Access to spectrum is critical for Community Networks.  Policy makers and regulators can play a key role in ensuring innovative approaches to making spectrum available by working with Community Networks.  An Internet Society report ( examines the various ways that Community Networks can gain access to spectrum, including the use of unlicensed spectrum, sharing licensed spectrum, and innovative licensing.

“Enabling communities to actually connect themselves is a new way of thinking,” explains Michuki Mwangi, Senior Development Manager for Africa at the Internet Society.  “Policy makers and regulators should recognize that connectivity can be instigated from a village or a town and that they can help communities to connect themselves by providing an enabling environment with innovative licensing and access to spectrum.”

The Africa Community Networks Summit ( will conclude with a visit to communities served by Zenzeleni Networks, South Africa’s first telecommunications organization that is owned and run by a rural cooperative.  Zenzeleni Networks installs and maintains its own telecommunications infrastructure to deliver affordable voice and data services.  All revenues stay in the community and the residents together decide what is done with the proceeds.

The cost to deploy Community Networks can be low. Often, the technology required to build and maintain the network is as simple as a (inexpensive, locally available) wireless router. The networks can range from WiFi-only to mesh networks and mobile networks that provide voice and SMS services.  While they usually serve communities under 3,000 people, some serve more than 50,000 users.

“These networks not only provide affordable access in areas where operators don’t find it commercially viable to provide similar services,  but, by being built and operated by people from within the community, they bring many other benefits to the areas where they operate.  They are key to enabling the unconnected connect themselves in Africa,” explains Carlos-Rey Moreno, Community Access Project Coordinator for APC.

Facebook joins hands with partners across Africa for a safer Internet

Celebrating Safer Internet Day (SID) ( under the connected theme of “Create, connect and share respect: A better internet starts with you”, Facebook ( today announced a number of partnerships across Africa with over 20 non-governmental organisations and government agencies – with the aim of raising awareness of emerging online issues and helping to explore ways to make the Internet safer for all.

facebookLaunching a series of initiatives, including a specially created family-friendly animation ( which directs viewers to the Parent Portal ( in the Facebook Safety Centre (, parents and caregivers can access a variety of information and tips on how to discuss issues of online safety with teens, developed in partnership with safety experts from around the world.

Some of these resources include:

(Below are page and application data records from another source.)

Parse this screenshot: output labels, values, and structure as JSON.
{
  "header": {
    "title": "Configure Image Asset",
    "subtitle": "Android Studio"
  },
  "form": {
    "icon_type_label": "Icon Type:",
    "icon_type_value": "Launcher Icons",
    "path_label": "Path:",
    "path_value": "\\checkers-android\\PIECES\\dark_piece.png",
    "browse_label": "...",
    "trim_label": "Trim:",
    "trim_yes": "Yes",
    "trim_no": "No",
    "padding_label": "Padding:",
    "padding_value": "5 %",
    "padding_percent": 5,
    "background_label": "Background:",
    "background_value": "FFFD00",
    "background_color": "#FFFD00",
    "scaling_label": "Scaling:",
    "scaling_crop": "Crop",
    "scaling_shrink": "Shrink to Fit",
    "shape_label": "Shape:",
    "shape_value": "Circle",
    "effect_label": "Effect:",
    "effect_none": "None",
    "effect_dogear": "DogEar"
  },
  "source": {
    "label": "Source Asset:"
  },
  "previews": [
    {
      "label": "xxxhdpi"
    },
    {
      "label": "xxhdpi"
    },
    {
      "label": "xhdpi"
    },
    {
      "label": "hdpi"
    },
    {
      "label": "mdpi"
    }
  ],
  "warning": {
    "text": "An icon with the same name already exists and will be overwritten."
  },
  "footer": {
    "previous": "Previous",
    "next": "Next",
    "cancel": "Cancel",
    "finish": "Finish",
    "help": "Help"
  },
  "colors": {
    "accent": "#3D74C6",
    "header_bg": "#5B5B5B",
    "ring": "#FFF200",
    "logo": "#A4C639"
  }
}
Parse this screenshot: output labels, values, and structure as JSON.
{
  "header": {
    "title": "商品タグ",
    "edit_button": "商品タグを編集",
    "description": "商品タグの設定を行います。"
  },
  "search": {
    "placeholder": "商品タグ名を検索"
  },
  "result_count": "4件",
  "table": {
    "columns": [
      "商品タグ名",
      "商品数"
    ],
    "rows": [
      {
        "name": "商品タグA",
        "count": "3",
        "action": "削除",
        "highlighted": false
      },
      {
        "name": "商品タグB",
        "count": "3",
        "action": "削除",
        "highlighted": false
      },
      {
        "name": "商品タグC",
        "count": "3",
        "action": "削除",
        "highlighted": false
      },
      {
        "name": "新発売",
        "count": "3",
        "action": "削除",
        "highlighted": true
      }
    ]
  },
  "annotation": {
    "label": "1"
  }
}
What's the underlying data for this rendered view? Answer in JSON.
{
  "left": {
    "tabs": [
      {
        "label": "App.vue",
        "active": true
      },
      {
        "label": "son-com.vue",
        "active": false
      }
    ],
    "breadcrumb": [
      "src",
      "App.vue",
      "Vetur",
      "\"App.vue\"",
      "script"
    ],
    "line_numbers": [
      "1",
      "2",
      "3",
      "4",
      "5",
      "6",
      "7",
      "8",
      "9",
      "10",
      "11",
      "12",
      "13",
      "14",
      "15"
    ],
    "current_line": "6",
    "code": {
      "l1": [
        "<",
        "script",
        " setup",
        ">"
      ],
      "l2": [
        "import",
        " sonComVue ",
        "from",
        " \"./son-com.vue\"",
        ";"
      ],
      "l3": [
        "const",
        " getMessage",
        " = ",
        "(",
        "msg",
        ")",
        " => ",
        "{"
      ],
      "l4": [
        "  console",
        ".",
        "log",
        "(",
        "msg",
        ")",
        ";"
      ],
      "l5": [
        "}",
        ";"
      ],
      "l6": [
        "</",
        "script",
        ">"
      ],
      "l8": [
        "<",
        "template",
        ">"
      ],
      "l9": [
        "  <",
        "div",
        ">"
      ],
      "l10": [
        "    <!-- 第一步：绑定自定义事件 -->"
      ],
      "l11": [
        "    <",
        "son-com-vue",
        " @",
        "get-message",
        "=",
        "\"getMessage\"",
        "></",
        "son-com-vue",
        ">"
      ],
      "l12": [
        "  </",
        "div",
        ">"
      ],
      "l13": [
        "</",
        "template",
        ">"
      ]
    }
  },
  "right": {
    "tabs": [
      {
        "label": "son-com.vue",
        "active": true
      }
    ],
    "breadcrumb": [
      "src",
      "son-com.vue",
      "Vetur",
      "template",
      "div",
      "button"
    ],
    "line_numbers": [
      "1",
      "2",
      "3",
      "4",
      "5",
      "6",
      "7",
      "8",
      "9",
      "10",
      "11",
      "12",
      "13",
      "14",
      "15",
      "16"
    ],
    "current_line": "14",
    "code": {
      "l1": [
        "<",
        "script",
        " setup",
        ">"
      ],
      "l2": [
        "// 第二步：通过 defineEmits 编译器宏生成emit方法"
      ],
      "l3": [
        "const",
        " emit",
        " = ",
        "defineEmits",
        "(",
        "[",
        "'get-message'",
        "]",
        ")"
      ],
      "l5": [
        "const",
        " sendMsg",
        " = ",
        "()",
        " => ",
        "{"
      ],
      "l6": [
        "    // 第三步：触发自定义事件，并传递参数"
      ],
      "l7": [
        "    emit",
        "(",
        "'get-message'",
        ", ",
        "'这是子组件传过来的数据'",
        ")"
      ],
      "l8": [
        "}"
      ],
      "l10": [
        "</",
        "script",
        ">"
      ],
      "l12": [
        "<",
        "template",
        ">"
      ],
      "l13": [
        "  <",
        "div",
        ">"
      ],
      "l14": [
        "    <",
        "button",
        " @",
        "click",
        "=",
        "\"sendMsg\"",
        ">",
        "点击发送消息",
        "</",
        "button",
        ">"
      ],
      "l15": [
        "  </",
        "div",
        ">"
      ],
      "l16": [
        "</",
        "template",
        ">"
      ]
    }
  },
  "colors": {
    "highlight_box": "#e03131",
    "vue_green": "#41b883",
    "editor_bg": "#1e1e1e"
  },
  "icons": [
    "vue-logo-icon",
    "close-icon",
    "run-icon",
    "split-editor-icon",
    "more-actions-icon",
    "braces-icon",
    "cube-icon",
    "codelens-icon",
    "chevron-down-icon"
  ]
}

Commenting on Facebook’s work as part of Safer Internet Day, Akua Gyekye, Public Policy Manager Facebook, Africa said: “Every day, millions of people across Africa come to Facebook to talk about their special moments and to stay connected with the people they care about. We recognize the important role we play in creating a better and safer online community for all, with this year’s growing partnerships across the continent further demonstrating our ongoing commitment to supporting organisations that raise awareness on these important issues.” 

Lillian Kariuki, Executive Director at Watoto Watch Network, said, “On Safer Internet Day we will also be sharing Facebook’s newly translated (Swahili) online safety content directly to the children and ICT partners in Kenya.

“In connection with the theme ‘create, connect and share respect’, our focus this year is on cyberbullying. We’re working with Facebook to share messages that encourage positivity and respect on social media.”

Awo Aidam Amenyah, Executive Director at JI Initiative, said their main priority at JI Initiative is to ensure digital citizens especially children and young people are responsible in their use of the space.

“Resources and materials provided by Facebook as a partner help to empower our audience in Ghana on how to make the Internet better. We will continue to work hard in educating people to become good digital citizens,” he noted.